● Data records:
○ ○ ○ ○
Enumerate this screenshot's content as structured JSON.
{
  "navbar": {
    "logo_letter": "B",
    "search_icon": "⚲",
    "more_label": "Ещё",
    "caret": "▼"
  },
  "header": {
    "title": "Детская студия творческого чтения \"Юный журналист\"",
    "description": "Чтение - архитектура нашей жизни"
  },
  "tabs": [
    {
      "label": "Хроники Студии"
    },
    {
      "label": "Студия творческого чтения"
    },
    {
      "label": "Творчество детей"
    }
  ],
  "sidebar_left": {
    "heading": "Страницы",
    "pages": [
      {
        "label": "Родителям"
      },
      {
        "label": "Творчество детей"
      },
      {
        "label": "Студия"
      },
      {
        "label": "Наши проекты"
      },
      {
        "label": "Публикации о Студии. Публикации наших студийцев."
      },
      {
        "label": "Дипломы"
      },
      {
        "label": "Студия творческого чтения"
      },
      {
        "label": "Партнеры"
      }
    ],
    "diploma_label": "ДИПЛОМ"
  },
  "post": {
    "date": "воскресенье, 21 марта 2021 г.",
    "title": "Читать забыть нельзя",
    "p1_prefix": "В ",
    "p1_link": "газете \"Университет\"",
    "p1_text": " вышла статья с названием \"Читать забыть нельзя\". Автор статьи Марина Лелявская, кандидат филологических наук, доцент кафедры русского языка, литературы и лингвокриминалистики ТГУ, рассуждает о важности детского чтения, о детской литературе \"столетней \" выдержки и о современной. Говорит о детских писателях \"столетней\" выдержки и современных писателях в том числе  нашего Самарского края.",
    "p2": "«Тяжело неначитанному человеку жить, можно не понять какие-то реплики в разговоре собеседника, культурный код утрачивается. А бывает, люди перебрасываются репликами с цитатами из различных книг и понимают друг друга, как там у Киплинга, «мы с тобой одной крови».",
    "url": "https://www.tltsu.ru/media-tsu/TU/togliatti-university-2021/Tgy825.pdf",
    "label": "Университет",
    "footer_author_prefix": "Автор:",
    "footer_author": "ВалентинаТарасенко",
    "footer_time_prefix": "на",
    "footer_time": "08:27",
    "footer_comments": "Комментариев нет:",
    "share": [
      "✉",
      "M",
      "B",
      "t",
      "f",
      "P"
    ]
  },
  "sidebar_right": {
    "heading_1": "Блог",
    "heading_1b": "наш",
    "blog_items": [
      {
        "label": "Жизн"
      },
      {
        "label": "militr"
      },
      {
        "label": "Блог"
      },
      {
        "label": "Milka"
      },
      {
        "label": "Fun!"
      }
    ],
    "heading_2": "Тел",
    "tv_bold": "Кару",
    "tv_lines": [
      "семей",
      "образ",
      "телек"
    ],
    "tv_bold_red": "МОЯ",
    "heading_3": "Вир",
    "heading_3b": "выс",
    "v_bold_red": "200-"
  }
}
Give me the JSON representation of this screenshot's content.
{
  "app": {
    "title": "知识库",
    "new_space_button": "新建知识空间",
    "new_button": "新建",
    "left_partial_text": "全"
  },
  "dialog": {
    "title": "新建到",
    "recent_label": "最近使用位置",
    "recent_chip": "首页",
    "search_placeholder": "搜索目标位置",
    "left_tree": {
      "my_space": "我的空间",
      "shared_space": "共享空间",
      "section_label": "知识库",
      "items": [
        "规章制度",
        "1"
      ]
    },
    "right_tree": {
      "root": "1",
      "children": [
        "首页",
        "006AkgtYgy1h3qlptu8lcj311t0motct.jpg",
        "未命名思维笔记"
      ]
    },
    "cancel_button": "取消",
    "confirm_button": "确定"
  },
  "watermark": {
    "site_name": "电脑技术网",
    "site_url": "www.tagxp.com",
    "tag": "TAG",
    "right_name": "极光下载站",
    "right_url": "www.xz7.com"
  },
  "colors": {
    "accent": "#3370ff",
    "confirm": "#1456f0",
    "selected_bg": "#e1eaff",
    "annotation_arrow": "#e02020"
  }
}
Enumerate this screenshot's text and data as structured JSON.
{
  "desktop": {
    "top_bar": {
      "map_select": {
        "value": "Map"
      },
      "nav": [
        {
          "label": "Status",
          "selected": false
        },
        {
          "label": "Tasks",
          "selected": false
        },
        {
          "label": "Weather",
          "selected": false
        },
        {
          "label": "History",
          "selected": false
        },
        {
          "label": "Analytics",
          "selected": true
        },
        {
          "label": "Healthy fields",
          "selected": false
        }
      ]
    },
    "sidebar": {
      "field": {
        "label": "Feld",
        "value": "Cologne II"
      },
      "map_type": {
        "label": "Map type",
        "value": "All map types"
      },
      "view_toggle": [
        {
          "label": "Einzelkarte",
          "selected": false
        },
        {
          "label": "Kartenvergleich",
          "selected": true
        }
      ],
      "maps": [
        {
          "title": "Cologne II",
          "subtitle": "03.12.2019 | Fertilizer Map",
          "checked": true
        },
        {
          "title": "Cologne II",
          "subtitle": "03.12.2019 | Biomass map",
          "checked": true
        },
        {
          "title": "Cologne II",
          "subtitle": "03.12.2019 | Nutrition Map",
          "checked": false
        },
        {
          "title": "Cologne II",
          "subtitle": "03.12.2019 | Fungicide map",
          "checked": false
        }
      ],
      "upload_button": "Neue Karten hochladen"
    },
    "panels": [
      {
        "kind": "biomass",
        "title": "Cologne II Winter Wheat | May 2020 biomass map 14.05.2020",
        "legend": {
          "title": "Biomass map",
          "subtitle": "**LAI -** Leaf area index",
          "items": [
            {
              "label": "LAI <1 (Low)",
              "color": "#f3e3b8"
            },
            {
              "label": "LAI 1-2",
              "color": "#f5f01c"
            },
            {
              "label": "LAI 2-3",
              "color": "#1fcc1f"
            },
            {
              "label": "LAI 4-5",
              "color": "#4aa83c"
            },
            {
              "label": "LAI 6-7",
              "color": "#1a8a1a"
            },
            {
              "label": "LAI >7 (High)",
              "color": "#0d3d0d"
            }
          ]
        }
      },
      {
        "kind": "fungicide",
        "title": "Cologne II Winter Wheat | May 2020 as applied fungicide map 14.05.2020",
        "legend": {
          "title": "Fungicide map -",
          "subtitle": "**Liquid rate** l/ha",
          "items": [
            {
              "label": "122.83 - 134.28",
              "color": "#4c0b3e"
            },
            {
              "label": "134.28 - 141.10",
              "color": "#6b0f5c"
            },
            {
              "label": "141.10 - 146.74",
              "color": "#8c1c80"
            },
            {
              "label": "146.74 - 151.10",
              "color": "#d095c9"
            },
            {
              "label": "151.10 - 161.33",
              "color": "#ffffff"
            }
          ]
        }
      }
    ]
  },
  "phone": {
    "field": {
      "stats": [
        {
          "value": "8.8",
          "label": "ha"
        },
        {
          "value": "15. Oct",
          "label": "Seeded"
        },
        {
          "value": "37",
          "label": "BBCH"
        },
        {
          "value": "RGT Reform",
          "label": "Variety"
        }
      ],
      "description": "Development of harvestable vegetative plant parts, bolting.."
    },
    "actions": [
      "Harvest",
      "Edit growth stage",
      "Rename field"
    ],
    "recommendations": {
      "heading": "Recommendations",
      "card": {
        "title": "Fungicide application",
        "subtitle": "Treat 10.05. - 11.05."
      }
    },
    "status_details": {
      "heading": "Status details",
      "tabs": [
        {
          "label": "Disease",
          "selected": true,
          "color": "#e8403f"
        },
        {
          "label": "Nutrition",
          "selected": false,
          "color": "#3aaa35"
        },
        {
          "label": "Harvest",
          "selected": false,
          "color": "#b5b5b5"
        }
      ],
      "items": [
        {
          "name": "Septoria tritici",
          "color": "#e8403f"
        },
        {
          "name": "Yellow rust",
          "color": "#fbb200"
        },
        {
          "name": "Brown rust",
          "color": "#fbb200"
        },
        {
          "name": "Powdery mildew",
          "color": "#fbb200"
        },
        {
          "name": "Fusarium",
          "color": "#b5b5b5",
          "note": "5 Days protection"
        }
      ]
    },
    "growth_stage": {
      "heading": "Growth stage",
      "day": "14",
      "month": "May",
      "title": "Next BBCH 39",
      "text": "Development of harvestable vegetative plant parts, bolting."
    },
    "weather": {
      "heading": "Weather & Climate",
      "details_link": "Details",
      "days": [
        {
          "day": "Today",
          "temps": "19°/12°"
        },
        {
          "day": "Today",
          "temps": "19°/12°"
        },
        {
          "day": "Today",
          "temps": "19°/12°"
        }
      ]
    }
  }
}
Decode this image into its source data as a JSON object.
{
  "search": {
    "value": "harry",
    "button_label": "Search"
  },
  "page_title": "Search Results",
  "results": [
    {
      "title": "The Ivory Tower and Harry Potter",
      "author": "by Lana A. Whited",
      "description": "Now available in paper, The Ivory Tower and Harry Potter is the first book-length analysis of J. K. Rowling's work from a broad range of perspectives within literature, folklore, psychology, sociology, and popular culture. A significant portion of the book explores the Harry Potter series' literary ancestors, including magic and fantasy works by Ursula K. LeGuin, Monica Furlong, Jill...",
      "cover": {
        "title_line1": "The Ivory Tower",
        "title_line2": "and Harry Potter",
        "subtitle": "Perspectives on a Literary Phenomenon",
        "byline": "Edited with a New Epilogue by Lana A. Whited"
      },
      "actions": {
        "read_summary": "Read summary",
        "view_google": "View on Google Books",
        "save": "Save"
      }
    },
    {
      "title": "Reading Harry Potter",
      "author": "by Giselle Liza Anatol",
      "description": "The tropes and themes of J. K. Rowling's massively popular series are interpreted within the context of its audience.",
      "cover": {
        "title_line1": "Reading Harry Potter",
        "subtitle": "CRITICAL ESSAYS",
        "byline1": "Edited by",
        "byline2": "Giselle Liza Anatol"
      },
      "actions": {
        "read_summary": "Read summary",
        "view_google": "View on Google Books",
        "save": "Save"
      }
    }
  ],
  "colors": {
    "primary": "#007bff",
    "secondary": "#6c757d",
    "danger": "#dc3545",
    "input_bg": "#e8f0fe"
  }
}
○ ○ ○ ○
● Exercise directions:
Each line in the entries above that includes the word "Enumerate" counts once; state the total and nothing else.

● Problem solution:
2